Testimony: Dollar children lived like war prisoners
ABBIE VAN SICKLE
St. Petersburg Times
John and Linda Dollar brainwashed their children, leading the kids to believe they deserved to be tortured for stealing food and sneaking out of the closet where they slept, said Thomas Dikel, a psychologist who examined the children.
During an Aug. 29 closed hearing where a judge ruled the children could testify by videotape at the trial, Dikel compared the children's experience to that of prisoners of war.
"Although it sounds awfully melodramatic, I would maintain that it is very close to what happened to the American GIs during the Korean War in prisoner-of-war camps, both in terms of starvation, isolation, torture, being forced to watch their friends being tortured, also the psychological torture," he said.
Dikel's testimony was made available this week in John and Linda Dollar's court files. The Dollars are accused of torturing five of their eight adopted children. Prosecutors say the couple starved the children, shocked them with a cattle prod and pulled out their toenails with pliers.
The couple have pleaded not guilty to charges of aggravated child abuse. They are being held at the Citrus County jail awaiting trial, which is scheduled to begin Oct. 31.
At the August hearing, Circuit Judge Ric Howard heard arguments by the prosecutors and Charles Vaughn, the defense attorney for John, 59, and Linda Dollar, 52.
Dikel, who testified for the prosecutors, said an examination of the children revealed that several of them had symptoms of post-traumatic stress disorder. The children, who now are in foster care, would suffer setbacks in their treatment if they faced their parents in court, he said.
Vaughn raised several concerns about Dikel's diagnosis, particularly the analogy comparing the Dollar children to prisoners of war. The research Dikel used to make the comparison is from the 1950s and '60s, Vaughn pointed out. He argued the research is outdated and questioned the fairness and accuracy of Dikel's comments.

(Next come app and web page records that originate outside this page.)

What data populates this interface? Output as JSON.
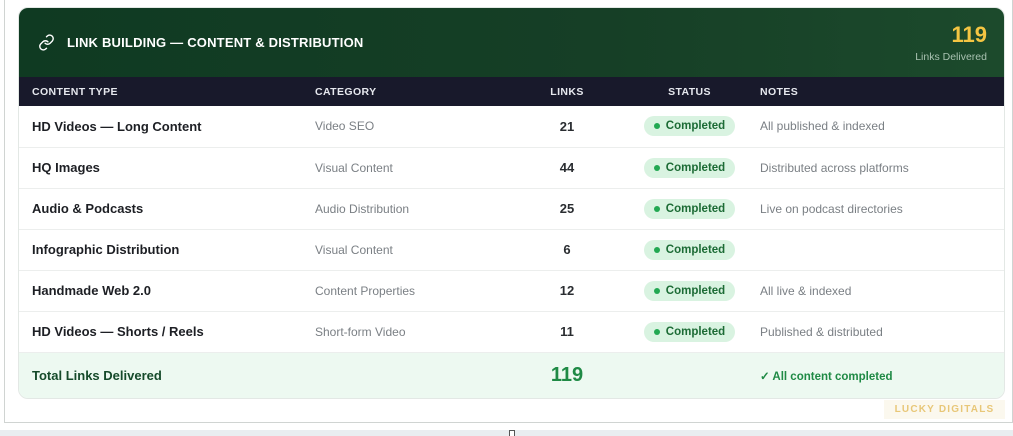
{
  "header": {
    "title": "LINK BUILDING — CONTENT & DISTRIBUTION",
    "count": "119",
    "count_label": "Links Delivered"
  },
  "columns": [
    "CONTENT TYPE",
    "CATEGORY",
    "LINKS",
    "STATUS",
    "NOTES"
  ],
  "rows": [
    {
      "type": "HD Videos — Long Content",
      "category": "Video SEO",
      "links": "21",
      "status": "Completed",
      "notes": "All published & indexed"
    },
    {
      "type": "HQ Images",
      "category": "Visual Content",
      "links": "44",
      "status": "Completed",
      "notes": "Distributed across platforms"
    },
    {
      "type": "Audio & Podcasts",
      "category": "Audio Distribution",
      "links": "25",
      "status": "Completed",
      "notes": "Live on podcast directories"
    },
    {
      "type": "Infographic Distribution",
      "category": "Visual Content",
      "links": "6",
      "status": "Completed",
      "notes": ""
    },
    {
      "type": "Handmade Web 2.0",
      "category": "Content Properties",
      "links": "12",
      "status": "Completed",
      "notes": "All live & indexed"
    },
    {
      "type": "HD Videos — Shorts / Reels",
      "category": "Short-form Video",
      "links": "11",
      "status": "Completed",
      "notes": "Published & distributed"
    }
  ],
  "footer": {
    "label": "Total Links Delivered",
    "total": "119",
    "note": "✓ All content completed"
  },
  "watermark": "LUCKY DIGITALS",
  "colors": {
    "header_bg": "#163f26",
    "accent_gold": "#f4c542",
    "table_head_bg": "#18192b",
    "badge_bg": "#d9f3e1",
    "badge_text": "#1c6b35",
    "total_green": "#1f8a45"
  },
  "icons": {
    "header": "link-icon",
    "status": "status-dot-icon"
  }
}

"I have not found anybody saying this is not true, this is nonsense, (this) doesn't work," Dikel said.
When Vaughn asked Dikel whether the children could have made up the whole story about being tortured, Dikel said he had seen the physical evidence in the case and couldn't imagine the allegations were false.
There's a lot of evidence to support their claims of torture, including severe malnourishment and starvation, he said.
The children's lack of growth and their failure to go through puberty matches up with these accusations, Dikel said.
He said he has seen pieces of toenails entered into evidence.
"I don't even know the words for what I would be if that all turned out to be some kind of fantasy that (one of the children) somehow organized," he said.
Dikel disagreed with Vaughn's theory that the children's trauma could be due to the stress of being removed from their parents and placed in foster homes.
"Thousands and thousands and thousands of children, unfortunately, are removed from their homes in similar situations, and they don't end up with post-traumatic stress disorder," Dikel said. "Very, very few children are subject to the kind of torture that these children were subjected to."
Abbie VanSickle can be reached at 860-7312 or firstname.lastname@example.org.